Copy out each line featuring the string "domain" from the entries beneath.

Records excerpted from a collection:
==================================================

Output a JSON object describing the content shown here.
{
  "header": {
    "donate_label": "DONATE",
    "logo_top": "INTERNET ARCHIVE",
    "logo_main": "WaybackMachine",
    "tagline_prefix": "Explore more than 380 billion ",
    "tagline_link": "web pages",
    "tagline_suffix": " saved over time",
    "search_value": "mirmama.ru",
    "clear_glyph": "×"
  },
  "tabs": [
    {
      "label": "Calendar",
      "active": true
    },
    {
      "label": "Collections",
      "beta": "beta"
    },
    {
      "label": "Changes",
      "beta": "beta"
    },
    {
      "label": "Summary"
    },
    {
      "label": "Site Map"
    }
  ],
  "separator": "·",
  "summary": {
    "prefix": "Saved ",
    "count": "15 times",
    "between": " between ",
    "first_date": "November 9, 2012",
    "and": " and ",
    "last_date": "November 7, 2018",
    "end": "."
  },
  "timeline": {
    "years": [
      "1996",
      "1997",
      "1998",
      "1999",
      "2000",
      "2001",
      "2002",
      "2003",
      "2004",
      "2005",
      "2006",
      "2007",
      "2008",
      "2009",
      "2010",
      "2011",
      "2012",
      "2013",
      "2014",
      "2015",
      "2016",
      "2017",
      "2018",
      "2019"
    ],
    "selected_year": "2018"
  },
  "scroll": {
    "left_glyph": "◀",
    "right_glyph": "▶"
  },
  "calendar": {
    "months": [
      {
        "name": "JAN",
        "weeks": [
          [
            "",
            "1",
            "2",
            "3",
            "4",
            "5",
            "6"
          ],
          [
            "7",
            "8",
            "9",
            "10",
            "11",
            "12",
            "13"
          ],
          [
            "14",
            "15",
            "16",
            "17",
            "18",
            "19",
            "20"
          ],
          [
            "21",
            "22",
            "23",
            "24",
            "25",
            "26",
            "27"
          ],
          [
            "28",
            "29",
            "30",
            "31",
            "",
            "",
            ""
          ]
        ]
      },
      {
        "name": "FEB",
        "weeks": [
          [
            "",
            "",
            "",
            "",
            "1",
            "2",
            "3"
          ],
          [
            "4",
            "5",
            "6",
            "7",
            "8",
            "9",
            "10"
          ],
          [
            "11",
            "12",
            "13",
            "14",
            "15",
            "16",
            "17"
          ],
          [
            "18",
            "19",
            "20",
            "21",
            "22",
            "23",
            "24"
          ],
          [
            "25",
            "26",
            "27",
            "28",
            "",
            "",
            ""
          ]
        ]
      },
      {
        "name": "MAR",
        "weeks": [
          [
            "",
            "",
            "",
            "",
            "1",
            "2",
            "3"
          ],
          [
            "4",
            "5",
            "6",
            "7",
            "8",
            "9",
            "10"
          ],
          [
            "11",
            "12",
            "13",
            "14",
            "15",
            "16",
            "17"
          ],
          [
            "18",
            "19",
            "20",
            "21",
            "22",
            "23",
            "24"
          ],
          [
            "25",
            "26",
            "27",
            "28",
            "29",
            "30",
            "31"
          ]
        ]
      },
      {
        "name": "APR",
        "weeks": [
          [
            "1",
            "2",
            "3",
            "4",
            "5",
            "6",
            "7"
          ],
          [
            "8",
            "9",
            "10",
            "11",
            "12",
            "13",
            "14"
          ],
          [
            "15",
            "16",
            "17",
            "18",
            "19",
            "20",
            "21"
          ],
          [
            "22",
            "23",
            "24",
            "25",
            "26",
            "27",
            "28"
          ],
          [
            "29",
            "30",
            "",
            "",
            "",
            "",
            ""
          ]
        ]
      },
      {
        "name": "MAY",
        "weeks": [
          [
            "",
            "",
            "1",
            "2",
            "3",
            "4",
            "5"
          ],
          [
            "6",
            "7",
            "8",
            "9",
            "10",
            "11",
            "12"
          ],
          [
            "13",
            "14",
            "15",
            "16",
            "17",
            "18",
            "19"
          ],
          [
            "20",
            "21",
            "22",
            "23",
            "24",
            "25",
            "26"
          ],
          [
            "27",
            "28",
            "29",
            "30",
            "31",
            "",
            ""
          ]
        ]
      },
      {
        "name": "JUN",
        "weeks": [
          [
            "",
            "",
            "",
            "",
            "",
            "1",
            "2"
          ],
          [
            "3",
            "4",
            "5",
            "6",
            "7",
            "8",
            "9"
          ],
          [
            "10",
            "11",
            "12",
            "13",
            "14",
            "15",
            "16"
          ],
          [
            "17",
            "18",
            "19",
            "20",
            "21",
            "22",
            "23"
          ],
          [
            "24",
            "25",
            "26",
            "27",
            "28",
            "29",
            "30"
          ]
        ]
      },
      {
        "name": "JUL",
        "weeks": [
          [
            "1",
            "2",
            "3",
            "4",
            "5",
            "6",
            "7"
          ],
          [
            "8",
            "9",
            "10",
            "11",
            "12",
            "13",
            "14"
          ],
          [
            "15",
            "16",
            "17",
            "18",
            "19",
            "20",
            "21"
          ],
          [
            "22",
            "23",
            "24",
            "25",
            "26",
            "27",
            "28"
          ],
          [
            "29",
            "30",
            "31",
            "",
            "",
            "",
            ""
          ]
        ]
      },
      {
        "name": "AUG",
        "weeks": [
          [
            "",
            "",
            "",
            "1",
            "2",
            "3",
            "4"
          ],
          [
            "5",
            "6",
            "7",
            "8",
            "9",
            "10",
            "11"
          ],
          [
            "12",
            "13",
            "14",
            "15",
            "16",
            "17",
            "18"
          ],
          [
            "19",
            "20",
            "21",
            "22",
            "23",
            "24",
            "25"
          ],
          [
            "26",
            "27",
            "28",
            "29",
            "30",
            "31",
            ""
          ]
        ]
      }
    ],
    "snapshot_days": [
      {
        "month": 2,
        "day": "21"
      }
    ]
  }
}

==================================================

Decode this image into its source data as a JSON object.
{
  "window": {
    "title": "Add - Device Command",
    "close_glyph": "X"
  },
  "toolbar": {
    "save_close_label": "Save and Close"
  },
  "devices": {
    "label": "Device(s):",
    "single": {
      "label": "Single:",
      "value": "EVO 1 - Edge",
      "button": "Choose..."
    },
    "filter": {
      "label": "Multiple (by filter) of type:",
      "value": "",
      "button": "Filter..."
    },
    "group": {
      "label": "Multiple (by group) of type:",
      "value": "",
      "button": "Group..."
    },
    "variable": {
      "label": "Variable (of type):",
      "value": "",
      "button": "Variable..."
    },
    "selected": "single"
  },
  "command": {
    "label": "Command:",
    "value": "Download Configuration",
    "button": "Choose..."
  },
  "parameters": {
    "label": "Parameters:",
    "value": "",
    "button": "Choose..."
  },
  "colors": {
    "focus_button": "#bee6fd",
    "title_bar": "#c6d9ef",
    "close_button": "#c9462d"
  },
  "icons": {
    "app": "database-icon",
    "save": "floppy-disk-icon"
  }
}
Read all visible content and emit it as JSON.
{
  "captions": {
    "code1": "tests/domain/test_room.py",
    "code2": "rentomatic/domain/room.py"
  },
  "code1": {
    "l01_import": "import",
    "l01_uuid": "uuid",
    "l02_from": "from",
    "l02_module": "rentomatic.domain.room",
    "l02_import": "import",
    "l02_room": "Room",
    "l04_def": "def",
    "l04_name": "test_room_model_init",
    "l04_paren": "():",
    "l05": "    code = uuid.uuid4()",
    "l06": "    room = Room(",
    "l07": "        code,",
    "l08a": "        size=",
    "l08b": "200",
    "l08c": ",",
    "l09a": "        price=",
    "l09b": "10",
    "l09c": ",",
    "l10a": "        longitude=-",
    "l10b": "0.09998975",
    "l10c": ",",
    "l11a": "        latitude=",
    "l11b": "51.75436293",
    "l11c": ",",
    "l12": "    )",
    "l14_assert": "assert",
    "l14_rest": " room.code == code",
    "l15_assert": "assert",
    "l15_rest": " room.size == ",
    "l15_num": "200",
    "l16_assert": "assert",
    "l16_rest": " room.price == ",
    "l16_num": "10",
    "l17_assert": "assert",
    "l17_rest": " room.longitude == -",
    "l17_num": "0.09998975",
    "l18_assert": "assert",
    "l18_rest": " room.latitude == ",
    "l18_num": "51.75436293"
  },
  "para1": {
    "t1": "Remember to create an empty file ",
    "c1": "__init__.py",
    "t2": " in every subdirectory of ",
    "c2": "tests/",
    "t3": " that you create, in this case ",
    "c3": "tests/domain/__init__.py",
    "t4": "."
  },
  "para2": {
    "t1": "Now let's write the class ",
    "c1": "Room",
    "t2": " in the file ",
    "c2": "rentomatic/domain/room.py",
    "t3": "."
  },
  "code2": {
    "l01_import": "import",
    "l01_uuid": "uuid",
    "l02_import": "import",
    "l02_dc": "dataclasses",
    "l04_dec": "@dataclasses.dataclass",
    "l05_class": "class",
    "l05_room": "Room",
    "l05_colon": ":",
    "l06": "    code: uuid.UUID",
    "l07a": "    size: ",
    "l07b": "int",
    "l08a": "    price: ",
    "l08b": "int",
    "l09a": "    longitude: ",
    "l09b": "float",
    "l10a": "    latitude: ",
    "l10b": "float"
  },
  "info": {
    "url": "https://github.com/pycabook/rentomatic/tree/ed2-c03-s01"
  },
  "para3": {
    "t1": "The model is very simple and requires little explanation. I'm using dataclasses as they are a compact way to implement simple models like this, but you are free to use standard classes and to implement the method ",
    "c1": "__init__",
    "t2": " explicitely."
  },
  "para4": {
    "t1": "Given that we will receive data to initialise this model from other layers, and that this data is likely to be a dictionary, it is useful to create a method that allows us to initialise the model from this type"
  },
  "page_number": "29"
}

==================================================

Solution below:
    "code1": "tests/domain/test_room.py",
    "code2": "rentomatic/domain/room.py"
    "l02_module": "rentomatic.domain.room",
    "c3": "tests/domain/__init__.py",
    "c2": "rentomatic/domain/room.py",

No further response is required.